→ WORK TASK
Among the lines of the listing below, count those with the string "Some". Give the number and no commentary.

→ SOURCE INFORMATION
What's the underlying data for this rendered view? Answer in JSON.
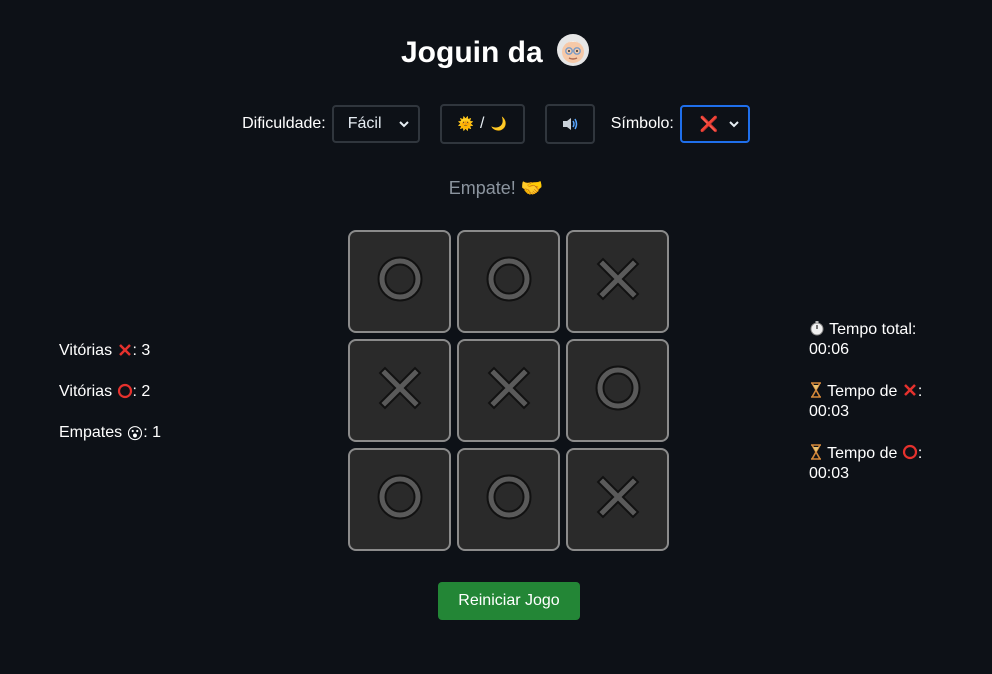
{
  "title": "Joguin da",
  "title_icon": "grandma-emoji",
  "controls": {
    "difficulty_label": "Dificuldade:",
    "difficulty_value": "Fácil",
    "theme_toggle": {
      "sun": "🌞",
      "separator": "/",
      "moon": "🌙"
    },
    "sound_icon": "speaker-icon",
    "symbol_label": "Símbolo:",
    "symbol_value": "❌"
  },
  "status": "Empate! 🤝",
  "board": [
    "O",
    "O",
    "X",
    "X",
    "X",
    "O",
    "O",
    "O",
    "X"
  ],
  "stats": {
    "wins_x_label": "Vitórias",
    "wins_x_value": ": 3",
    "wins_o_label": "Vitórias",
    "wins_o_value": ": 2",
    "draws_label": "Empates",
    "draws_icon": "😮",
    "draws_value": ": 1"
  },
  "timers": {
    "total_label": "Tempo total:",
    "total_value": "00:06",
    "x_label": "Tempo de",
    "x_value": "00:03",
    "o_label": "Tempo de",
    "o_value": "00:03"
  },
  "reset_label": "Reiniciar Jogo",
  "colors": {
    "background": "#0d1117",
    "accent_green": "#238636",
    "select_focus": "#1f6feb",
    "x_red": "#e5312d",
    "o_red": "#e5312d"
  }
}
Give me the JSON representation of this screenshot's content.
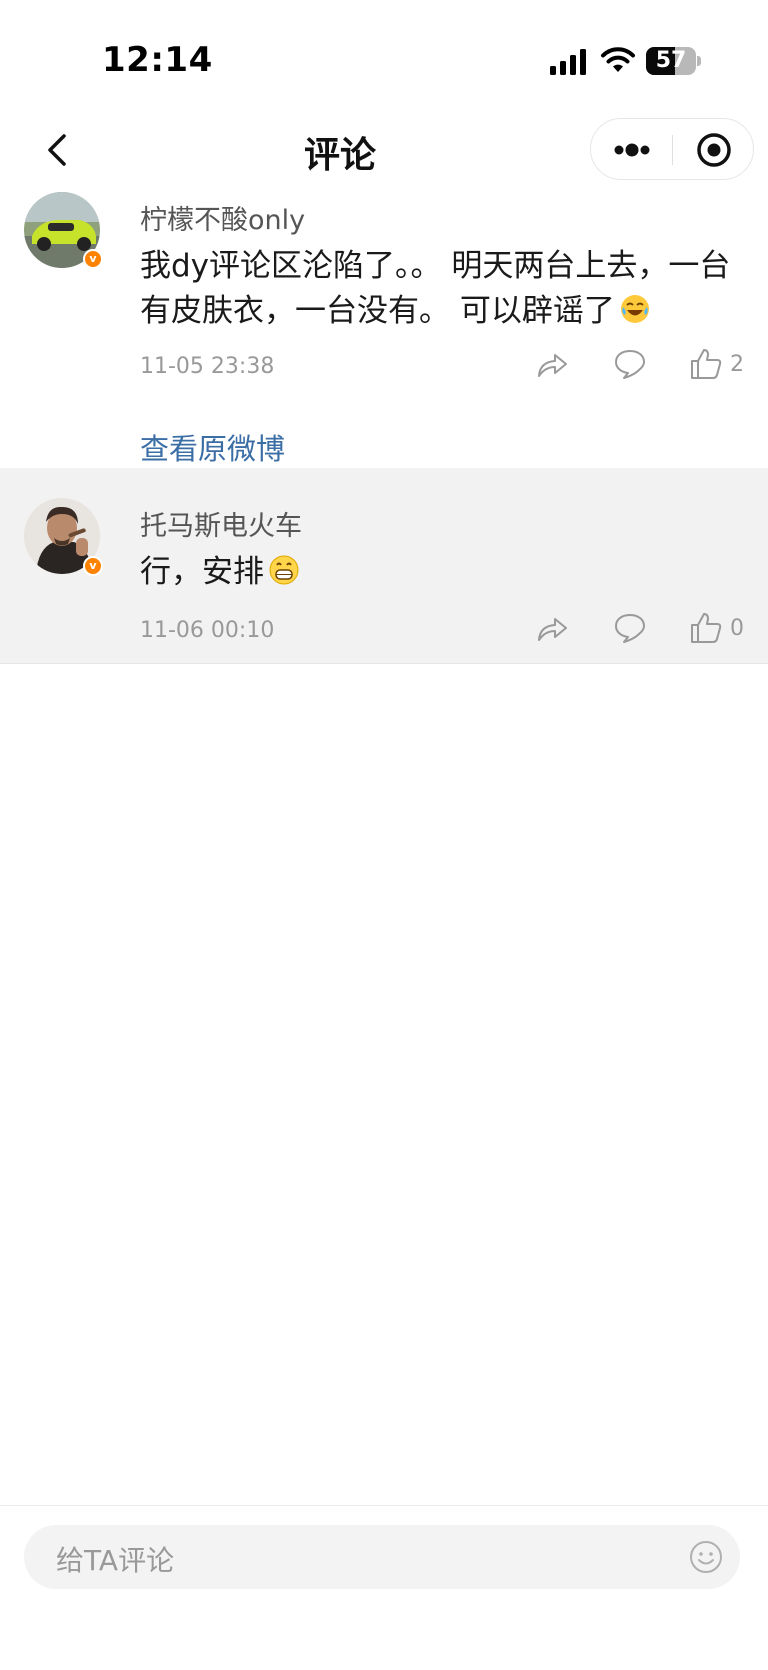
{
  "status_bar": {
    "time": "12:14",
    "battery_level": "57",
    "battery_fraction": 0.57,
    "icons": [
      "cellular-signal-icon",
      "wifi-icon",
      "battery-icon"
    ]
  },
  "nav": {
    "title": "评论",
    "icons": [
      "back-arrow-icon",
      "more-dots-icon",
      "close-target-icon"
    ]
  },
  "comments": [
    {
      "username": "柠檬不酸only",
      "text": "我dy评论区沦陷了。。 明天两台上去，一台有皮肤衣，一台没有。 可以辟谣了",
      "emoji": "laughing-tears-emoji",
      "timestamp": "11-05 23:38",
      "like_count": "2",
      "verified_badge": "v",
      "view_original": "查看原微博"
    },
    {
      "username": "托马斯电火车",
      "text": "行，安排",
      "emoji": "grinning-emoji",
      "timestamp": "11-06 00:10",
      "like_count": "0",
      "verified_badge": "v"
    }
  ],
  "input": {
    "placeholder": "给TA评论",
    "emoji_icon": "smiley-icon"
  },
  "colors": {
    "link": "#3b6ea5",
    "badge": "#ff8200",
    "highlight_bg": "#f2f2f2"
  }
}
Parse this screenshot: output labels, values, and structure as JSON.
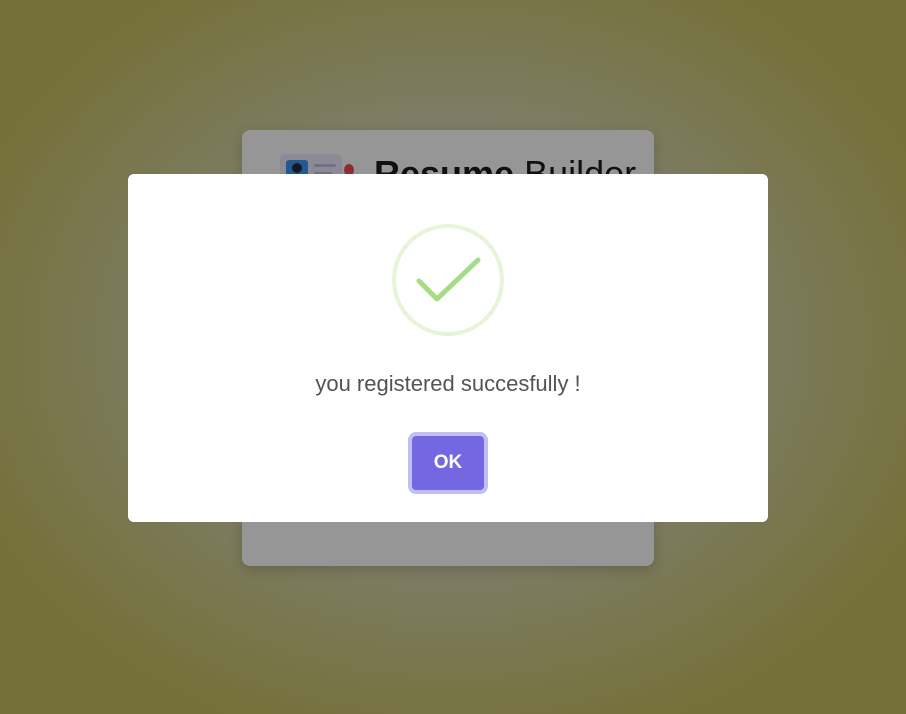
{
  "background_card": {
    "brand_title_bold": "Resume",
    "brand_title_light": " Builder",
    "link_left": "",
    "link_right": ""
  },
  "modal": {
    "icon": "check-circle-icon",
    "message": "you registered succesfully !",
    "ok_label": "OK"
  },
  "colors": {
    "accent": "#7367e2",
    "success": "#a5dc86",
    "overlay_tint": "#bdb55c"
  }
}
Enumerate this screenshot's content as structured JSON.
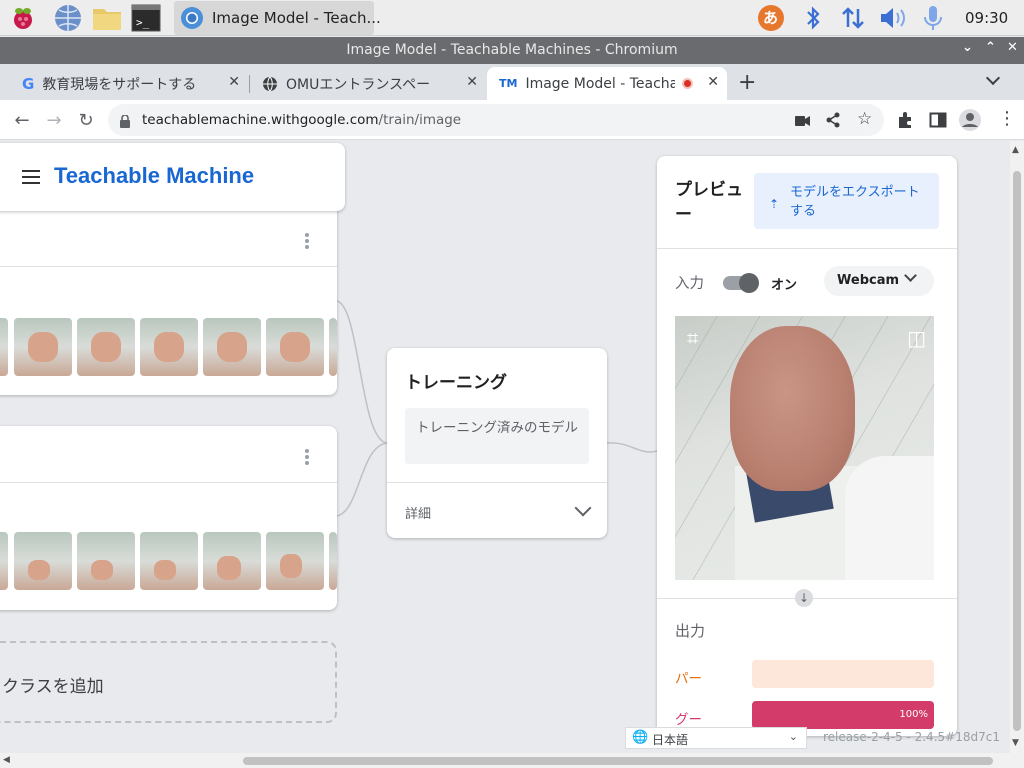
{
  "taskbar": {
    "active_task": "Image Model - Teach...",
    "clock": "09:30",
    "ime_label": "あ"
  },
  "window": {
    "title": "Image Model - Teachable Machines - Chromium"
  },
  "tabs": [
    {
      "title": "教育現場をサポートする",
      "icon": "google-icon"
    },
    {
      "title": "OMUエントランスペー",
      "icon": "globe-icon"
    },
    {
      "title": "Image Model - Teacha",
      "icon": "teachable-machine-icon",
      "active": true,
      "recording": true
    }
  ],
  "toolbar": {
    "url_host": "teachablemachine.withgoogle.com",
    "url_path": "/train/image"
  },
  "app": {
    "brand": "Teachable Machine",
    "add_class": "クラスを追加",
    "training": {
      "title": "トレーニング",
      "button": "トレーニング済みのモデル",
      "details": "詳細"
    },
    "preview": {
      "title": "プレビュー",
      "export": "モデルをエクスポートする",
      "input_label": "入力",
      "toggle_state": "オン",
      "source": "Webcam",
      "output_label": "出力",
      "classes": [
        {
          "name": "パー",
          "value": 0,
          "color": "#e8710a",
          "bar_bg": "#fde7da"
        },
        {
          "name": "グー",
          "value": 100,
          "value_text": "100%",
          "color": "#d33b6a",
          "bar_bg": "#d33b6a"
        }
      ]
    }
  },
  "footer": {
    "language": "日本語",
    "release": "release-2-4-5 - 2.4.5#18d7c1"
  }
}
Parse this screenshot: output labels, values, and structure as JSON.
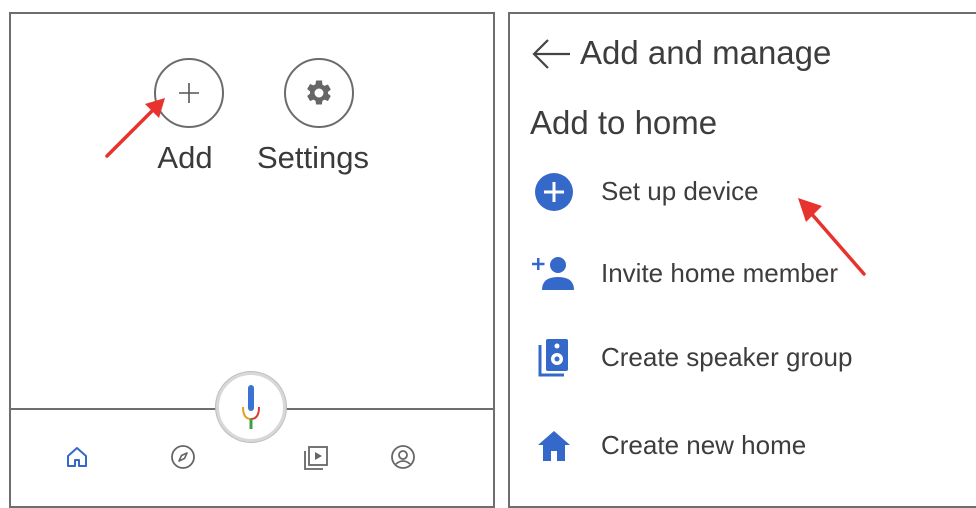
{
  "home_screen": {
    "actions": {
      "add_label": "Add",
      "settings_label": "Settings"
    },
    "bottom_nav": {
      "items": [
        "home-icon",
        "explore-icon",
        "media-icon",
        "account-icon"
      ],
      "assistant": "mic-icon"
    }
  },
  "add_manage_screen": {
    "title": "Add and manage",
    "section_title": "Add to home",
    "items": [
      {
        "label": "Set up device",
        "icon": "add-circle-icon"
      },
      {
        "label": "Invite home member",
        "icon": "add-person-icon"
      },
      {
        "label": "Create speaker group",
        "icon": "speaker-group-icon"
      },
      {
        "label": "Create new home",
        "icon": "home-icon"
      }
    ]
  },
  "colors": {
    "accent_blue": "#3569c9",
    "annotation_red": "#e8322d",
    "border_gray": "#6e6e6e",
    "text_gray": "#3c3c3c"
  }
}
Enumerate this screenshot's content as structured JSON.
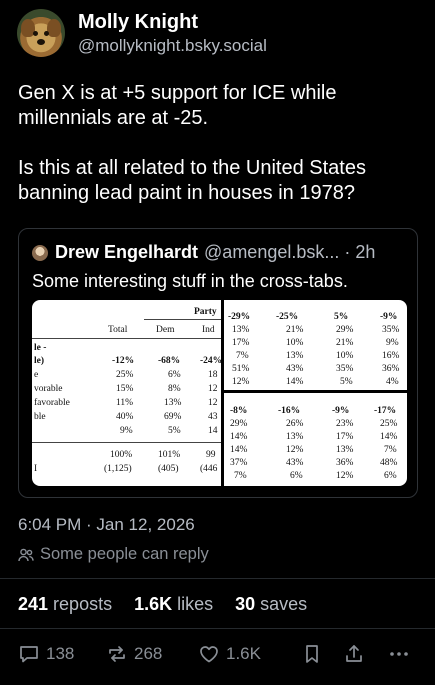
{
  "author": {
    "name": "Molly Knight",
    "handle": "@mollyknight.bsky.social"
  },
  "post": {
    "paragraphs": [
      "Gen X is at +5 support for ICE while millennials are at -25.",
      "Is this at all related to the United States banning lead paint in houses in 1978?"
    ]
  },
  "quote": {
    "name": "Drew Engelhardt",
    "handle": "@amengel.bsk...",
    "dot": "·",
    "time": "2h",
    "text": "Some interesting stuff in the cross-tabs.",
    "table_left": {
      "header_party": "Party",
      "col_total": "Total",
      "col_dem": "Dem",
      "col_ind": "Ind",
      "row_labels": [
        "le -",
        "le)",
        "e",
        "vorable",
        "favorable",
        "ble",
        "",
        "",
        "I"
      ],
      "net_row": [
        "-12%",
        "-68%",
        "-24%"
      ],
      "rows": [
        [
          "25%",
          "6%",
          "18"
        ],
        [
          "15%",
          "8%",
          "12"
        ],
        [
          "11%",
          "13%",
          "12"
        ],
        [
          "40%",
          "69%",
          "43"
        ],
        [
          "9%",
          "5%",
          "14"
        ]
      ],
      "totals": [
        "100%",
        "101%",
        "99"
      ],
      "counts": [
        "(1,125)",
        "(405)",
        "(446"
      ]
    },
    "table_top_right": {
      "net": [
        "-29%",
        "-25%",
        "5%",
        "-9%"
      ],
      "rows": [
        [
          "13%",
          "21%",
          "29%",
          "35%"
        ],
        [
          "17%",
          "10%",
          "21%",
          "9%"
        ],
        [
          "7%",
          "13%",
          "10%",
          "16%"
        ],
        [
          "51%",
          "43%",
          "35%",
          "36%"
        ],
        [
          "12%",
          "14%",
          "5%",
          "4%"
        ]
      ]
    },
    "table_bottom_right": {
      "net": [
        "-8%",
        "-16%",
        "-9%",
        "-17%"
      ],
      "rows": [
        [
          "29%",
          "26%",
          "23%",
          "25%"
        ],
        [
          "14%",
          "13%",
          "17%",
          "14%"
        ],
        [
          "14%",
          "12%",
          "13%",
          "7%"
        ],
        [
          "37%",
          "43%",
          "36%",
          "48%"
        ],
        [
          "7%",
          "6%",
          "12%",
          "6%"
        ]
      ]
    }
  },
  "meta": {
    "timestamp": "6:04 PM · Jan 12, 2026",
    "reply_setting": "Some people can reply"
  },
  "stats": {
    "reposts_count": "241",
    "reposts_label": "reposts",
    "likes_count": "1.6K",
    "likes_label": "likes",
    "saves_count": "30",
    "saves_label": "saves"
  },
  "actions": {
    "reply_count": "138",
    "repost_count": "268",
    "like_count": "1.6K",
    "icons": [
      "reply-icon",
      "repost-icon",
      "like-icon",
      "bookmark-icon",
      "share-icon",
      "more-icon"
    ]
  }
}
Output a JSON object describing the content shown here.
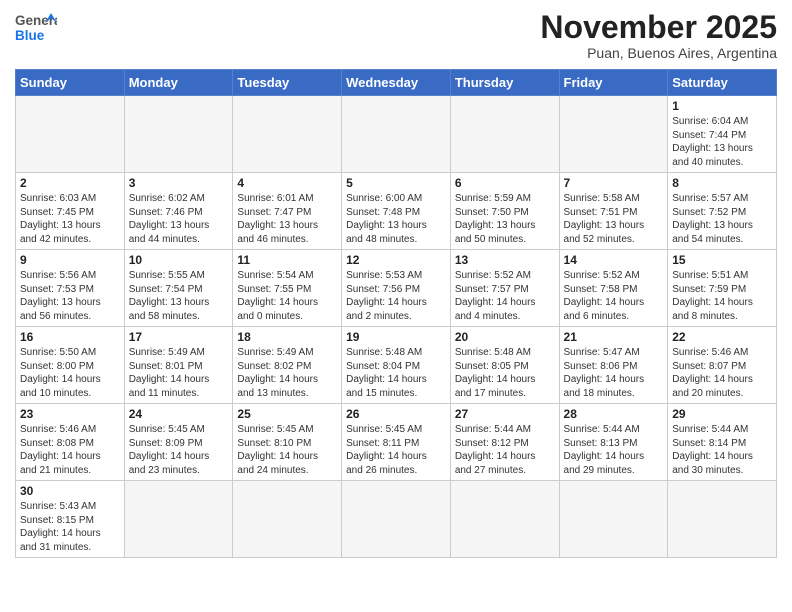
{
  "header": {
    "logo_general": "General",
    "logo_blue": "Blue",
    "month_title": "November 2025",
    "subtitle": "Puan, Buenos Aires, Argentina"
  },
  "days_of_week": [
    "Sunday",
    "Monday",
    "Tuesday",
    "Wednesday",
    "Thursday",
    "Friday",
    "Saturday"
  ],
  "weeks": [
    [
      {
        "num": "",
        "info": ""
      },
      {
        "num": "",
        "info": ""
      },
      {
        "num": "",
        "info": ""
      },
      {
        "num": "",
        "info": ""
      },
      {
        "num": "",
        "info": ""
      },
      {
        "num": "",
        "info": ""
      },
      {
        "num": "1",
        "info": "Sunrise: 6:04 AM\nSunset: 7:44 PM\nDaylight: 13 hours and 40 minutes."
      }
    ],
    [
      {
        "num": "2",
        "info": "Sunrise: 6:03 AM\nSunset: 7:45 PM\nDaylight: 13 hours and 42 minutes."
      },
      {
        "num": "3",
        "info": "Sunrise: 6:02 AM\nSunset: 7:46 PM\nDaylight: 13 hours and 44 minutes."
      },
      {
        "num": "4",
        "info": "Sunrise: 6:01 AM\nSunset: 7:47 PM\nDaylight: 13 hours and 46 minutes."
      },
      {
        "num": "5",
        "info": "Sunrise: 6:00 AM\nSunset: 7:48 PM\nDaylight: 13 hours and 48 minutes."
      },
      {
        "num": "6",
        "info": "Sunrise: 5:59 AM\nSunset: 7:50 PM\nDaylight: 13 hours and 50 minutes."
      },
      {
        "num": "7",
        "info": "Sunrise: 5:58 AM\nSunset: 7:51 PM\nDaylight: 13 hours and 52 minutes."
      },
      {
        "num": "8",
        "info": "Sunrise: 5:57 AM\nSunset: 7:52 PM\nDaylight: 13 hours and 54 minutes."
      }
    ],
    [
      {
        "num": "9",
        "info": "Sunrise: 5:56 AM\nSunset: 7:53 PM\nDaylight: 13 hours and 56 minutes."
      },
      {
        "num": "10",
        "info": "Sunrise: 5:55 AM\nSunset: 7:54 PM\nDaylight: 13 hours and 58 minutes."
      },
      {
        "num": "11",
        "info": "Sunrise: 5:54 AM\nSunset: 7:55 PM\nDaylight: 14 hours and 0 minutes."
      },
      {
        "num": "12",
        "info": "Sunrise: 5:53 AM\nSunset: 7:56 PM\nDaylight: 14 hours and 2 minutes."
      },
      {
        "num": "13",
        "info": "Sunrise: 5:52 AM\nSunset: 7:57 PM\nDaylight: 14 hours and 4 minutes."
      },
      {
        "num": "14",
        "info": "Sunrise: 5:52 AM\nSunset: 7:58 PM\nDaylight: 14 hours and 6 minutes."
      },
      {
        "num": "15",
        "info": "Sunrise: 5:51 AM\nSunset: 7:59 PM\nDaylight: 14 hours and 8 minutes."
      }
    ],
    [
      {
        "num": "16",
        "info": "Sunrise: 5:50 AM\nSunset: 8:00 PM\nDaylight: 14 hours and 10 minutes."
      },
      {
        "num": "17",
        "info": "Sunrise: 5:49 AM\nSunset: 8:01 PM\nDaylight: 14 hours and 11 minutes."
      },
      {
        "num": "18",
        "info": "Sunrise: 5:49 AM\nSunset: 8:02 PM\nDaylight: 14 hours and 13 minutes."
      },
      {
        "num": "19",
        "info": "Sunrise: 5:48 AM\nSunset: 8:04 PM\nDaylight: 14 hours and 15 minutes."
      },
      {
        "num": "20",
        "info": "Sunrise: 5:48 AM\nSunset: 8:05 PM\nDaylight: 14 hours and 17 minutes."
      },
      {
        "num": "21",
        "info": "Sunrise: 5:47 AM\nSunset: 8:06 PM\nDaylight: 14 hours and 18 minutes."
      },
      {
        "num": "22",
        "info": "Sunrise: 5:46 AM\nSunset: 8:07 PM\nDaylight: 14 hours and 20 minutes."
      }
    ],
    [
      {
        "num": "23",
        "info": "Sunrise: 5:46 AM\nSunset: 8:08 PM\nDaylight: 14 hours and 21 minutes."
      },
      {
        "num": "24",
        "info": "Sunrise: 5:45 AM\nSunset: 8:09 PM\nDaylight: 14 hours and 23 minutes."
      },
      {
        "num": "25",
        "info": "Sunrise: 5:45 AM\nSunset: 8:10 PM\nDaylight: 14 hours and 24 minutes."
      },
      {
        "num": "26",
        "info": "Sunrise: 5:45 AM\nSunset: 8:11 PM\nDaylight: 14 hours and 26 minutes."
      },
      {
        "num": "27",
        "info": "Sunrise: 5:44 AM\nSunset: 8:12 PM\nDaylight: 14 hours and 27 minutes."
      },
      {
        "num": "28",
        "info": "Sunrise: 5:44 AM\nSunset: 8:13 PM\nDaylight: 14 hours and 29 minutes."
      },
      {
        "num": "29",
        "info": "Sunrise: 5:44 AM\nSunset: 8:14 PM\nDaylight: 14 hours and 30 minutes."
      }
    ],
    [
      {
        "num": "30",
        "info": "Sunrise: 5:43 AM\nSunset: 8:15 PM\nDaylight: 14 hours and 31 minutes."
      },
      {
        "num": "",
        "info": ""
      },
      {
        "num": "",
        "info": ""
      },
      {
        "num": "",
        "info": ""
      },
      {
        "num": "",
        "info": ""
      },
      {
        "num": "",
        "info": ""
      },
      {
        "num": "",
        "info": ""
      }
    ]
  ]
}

→ THE COMPLETED TASK
2